There. Now you know how the movie ends. The only question remaining is: do you want to struggle against impermanence until your last breath, or, do you want to live with the grace of impermanence and use your every moment to move toward true bliss, true permanence, true purity, true self.
Apply to a potential situation (bringing it home to play)
Last year I took a vow to give 125 hats / scarves to the Jonang Monastery in Tibet. I took that vow in December, 2014. At the outset, I couldn’t turn the little wheel on my Addi knitting machine fast enough. Wow! I thought, at this rate, I’ll have 250 hats and scarves to give. In other words, I believed with a brand of blind faith, that things would remain exactly as they were.
With the help of a very good friend, I was able to make my way out of the deepest bits of the quicksand. As I lay panting on the shore, recovering, rediscovering my life—I panicked. Four months! And not one hat or scarf had rolled off my Addi. I was a long, long, way from 125. I wasn’t even in shouting distance.
I almost wanted to just let myself slide back into the quicksand. But before I did, I asked in desperation—how do I give back a vow? I tell you, that vow was wrecking my nerves.
The answer was so simple, I missed it. When my friend repeated it, I was just about bowled over. Change the vow. That was the answer. That’s it. Just change it. [Disclaimer: This is not true for all vows.]
Well, I tell you, that’s given me a world of relief. I feel the shore expanding, the quicksand drying on my legs and falling away as I pull myself free of the slough of despondency.
This seems like a small thing, but it made me think of all the other absolutes we have in our lives. We come up with all these “Have To” things in our lives, and somehow we come to have a faith in the imputed immutability we grant them. We will even change our lives to match the “Have To”. Wow. That’s a little bit crazy.
No. I say no to that. All that we see around us is, by its very nature, subject to cause and effect. All that we witness in samsara not only will pass away, but is passing away before our very eyes, with every breath.

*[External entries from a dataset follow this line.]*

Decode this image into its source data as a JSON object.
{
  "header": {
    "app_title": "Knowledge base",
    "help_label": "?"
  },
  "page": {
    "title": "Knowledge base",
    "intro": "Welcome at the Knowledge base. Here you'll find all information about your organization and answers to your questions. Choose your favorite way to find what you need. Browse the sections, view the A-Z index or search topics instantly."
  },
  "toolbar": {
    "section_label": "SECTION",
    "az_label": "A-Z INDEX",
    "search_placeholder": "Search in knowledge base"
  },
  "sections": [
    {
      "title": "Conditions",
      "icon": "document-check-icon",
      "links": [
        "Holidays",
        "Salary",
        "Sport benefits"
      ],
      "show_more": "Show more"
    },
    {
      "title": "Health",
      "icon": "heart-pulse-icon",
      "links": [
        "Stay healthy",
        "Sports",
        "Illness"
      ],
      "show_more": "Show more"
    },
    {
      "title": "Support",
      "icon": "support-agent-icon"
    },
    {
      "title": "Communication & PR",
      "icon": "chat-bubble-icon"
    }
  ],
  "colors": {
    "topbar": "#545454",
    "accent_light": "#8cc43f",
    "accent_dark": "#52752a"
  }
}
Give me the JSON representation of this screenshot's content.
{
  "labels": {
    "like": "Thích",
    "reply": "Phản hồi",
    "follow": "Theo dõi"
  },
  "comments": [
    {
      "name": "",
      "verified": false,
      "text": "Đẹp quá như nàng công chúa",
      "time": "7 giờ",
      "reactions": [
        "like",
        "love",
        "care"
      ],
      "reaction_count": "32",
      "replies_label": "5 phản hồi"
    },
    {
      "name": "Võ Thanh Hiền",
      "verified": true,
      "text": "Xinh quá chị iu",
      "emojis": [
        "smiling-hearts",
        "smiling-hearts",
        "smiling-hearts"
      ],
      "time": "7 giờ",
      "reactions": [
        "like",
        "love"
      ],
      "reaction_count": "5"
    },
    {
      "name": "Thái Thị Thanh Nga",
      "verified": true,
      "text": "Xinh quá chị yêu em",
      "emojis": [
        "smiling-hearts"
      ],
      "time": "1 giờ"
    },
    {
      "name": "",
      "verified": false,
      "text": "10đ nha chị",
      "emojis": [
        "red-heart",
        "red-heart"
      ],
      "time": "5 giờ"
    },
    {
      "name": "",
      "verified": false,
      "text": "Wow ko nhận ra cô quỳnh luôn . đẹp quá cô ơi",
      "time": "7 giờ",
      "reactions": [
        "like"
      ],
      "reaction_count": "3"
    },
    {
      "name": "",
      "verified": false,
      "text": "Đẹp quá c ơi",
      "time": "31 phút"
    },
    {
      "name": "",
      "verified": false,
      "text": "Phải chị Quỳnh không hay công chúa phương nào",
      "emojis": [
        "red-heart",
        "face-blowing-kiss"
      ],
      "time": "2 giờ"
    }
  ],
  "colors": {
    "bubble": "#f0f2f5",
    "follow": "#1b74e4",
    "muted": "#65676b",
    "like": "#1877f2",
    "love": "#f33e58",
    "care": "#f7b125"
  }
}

Would we try to hold onto a wave in an ocean? Or a breeze rattling the leaves of a tree? These things and all that we see in samsara are ephemera. Their permanence arises from our deluded mind.
Once we understand this, we can appreciate the fleeting beauty of a waterfall, or a cloud, or a drop of dew on a blade of grass. We can appreciate each moment as it arises and falls away, and know that within each and every moment there exists a cause for our suffering or a cause for our enlightenment.
Which will we choose?